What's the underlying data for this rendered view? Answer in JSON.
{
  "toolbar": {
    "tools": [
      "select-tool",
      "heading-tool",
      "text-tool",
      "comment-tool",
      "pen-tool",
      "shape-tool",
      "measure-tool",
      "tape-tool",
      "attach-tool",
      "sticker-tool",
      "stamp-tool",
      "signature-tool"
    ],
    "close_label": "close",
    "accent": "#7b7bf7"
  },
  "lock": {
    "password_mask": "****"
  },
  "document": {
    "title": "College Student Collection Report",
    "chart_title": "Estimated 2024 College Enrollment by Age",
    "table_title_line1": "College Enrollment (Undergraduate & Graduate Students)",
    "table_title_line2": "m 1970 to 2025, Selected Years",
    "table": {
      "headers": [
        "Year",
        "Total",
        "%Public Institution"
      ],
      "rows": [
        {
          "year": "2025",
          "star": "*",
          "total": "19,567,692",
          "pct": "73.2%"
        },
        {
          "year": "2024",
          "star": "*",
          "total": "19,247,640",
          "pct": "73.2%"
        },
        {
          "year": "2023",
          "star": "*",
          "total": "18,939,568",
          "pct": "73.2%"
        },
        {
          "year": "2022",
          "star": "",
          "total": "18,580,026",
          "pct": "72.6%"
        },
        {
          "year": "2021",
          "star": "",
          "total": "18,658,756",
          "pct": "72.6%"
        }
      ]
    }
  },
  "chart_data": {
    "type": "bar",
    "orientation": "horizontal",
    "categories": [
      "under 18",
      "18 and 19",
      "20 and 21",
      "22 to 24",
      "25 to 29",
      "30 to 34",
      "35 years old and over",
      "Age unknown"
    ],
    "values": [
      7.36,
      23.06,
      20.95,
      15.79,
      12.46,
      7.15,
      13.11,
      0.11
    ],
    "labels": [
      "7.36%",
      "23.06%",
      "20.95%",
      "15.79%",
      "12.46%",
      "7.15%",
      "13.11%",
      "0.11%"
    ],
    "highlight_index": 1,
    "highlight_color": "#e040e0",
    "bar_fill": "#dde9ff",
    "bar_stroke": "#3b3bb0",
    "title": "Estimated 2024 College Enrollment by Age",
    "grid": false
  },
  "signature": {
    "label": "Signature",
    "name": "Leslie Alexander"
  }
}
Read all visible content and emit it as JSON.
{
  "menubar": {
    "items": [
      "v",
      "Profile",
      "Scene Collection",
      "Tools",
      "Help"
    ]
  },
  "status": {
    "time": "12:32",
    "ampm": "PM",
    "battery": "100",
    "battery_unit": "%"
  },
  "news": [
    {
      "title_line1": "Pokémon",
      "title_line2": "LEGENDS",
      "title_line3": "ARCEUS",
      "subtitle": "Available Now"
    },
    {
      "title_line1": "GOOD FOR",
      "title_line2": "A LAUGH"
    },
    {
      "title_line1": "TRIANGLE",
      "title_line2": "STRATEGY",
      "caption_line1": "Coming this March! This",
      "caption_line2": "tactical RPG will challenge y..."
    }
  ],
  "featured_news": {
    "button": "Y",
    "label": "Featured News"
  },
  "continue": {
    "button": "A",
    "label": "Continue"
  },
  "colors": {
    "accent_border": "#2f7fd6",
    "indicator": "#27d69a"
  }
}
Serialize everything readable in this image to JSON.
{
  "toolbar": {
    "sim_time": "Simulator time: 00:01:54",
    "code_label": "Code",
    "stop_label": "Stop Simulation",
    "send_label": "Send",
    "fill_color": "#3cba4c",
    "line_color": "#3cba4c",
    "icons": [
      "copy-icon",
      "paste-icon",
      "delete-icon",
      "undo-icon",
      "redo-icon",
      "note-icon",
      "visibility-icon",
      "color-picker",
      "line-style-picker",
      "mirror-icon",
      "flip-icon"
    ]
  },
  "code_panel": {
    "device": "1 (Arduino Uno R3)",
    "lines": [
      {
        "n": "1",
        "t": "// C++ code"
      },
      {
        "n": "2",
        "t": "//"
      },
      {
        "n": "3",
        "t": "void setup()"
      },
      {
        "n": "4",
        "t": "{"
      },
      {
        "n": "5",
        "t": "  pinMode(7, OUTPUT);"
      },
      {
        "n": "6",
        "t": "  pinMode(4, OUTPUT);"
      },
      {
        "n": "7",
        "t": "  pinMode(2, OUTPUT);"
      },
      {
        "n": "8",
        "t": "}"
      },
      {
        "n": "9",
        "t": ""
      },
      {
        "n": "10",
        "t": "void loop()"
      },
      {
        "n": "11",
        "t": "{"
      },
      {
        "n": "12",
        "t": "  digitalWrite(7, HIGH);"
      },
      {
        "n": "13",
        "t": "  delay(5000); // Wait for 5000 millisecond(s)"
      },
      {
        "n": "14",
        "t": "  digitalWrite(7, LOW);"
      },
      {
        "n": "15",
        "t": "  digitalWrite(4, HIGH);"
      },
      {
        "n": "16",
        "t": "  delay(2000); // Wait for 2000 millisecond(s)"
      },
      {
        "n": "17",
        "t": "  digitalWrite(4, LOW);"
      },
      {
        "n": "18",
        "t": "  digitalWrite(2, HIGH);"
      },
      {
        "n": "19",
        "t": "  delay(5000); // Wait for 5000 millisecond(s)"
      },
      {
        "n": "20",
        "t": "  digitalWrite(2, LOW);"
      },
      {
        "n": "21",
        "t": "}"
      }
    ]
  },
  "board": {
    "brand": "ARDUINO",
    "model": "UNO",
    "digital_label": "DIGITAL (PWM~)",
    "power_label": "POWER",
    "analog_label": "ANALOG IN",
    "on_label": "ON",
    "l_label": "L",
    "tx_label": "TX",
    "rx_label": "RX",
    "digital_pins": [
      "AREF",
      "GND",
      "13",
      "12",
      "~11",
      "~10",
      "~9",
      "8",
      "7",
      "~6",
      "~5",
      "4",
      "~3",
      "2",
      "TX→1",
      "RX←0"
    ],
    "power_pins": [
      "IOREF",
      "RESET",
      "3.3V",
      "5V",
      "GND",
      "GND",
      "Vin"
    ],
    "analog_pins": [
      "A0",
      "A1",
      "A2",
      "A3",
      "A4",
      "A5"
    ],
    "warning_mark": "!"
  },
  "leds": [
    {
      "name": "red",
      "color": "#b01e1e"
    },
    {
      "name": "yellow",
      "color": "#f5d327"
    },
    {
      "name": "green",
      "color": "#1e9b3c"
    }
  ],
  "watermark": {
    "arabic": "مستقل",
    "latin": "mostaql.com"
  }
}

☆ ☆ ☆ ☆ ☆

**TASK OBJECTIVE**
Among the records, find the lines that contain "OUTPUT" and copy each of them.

**SOLUTION TO THE EXERCISE**
        "t": "  pinMode(7, OUTPUT);"
        "t": "  pinMode(4, OUTPUT);"
        "t": "  pinMode(2, OUTPUT);"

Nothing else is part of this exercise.